"Psychological profile of successful CEOs"
In this interview, Kets de Vries draws on three decades of study to describe the psychological profile of successful CEOs, exploring senior executives' vulnerabilities, which are often intensified by followers' attempts to manipulate their leaders. Leaders, according to the author, have an uncanny ability to awaken transferential processes in which people transfer the dynamics of past relationships onto present interactions among their employees and even within themselves. These processes can present themselves in a number of ways, sometimes negatively. Not all CEOs are psychologically unhealthy, of course. Healthy leaders are talented in self-observation and self-analysis. The best are highly motivated to spend time on self-reflection. Their lives are in balance, they can play, they are creative and inventive, and they have the capacity to be nonconformist.
Harvard Business Review, 2004Read more
Published on 26 Mar, 2008
"Leadership lessons from Alexander the Great"
This article explores what makes for effective leadership and what contributes to leadership derailment, using Alexander the Great of Macedonia, as an example.
Published on 1 Jun, 2003
This book sets out to change people and organisations for the better, by revealing the ‘dark side’ of leadership behaviour and its impact on performance.
Published on 12 Jul, 2006
"A profile of Ruben Vardanian, a leading figure on Russia’s capital markets"
This article profiles Ruben Vardanian, one of the leading figures on Russia’s capital markets, and one of the major shareholders of the investment bank Troika Dialog, one of the top credit institutions in Moscow, and an “employers of choice.”
Published on 1 Jul, 2008
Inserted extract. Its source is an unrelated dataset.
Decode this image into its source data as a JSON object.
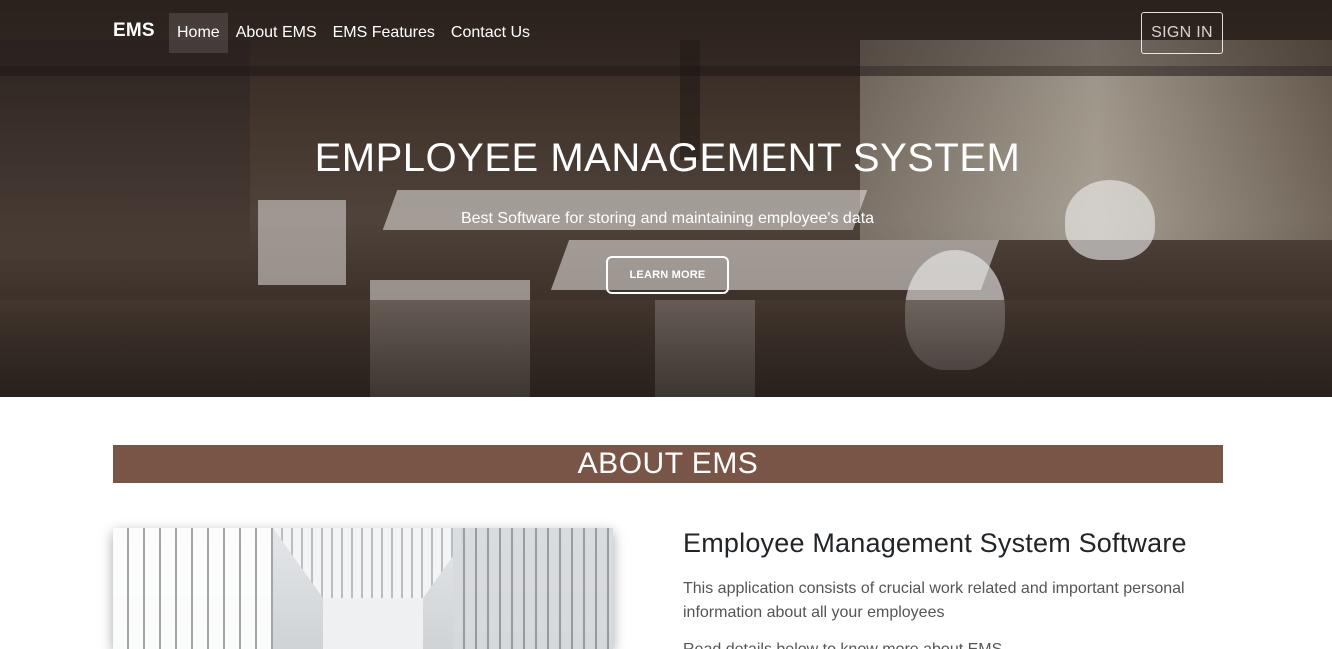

At this critical junction in the history of humankind, leaders that are proficient in magical thinking aren’t going to solve our problems. Creating alternative realities is not the answer. We need a very different kind of leadership―leaders who can resist the calls of regression and whose outlook is firmly based in reality. We need leaders who analyse and draw conclusions from, or use their own experiences as a development tool, face their strengths and weaknesses, and critique their own experiences in order to build new understandings.
Published on 30 Nov, 2020
This book presents six in-depth case studies focusing on companies of vastly differing sizes, ranging from a newly privatised operation and the creation and organisation of an oligarch's empire, to several entrepreneurial start-ups in different service industries.
Published on 5 Sep, 2005
Take a look at your strengths and development areas through the eyes of others.
Many of today’s leaders lack self-knowledge. They are not very reflective of their actions; they may even suffer from hubris, lacking a sense of humility that allows them to clearly see where their weaknesses lie. Asking others what they think of our actions is not the best way of finding out. People are not always straight-forward and executives may be reluctant to be seen “seeking approval”. The INSEAD Global Leadership Centre has taken the findings of its leadership development work (gleaned over 10 years of leadership coaching), to develop the Global Executive Leadership Mirror (“The Global Mirror”), providing a lens through which executives can take a closer, 360 degree look at their own personal leadership behavior.
Published on 23 Oct, 2014
a reminder that democracies are very fragile configurations
Following Jonathan Swift’s satirical example of a “modest” proposal, this paradoxical article examines the question of having leaders for life. Throughout, it employs the tools of satire to outline the presumed advantages of a leaders-for-life system, revealing that, in reality, it is fraught with danger. In a circuitous way, the article makes clear that having leaders for life is an invitation for social unrest and economic decline. By presenting a number of examples of leaders for life, it becomes clear that the overriding concern is the ever-present danger of the abuse of power. Without the existence of term limits, there will be an increased prevalence of rights abuses, secret or arbitrary arrests and detentions, restrictions on freedom of expression, and police brutality. Furthermore, it is suggested that kleptocratic practices are par for the course.
Published on 31 Jul, 2020
"Unconscious dynamics and impact on organisational life"
In this article the argument is made that unconscious dynamics have a significant impact on life in organisations.
Published on 1 Apr, 2004
This book introduces the work of a number of leading scholars interested in the clinical approach to organisational analysis.
Published on 19 Nov, 1991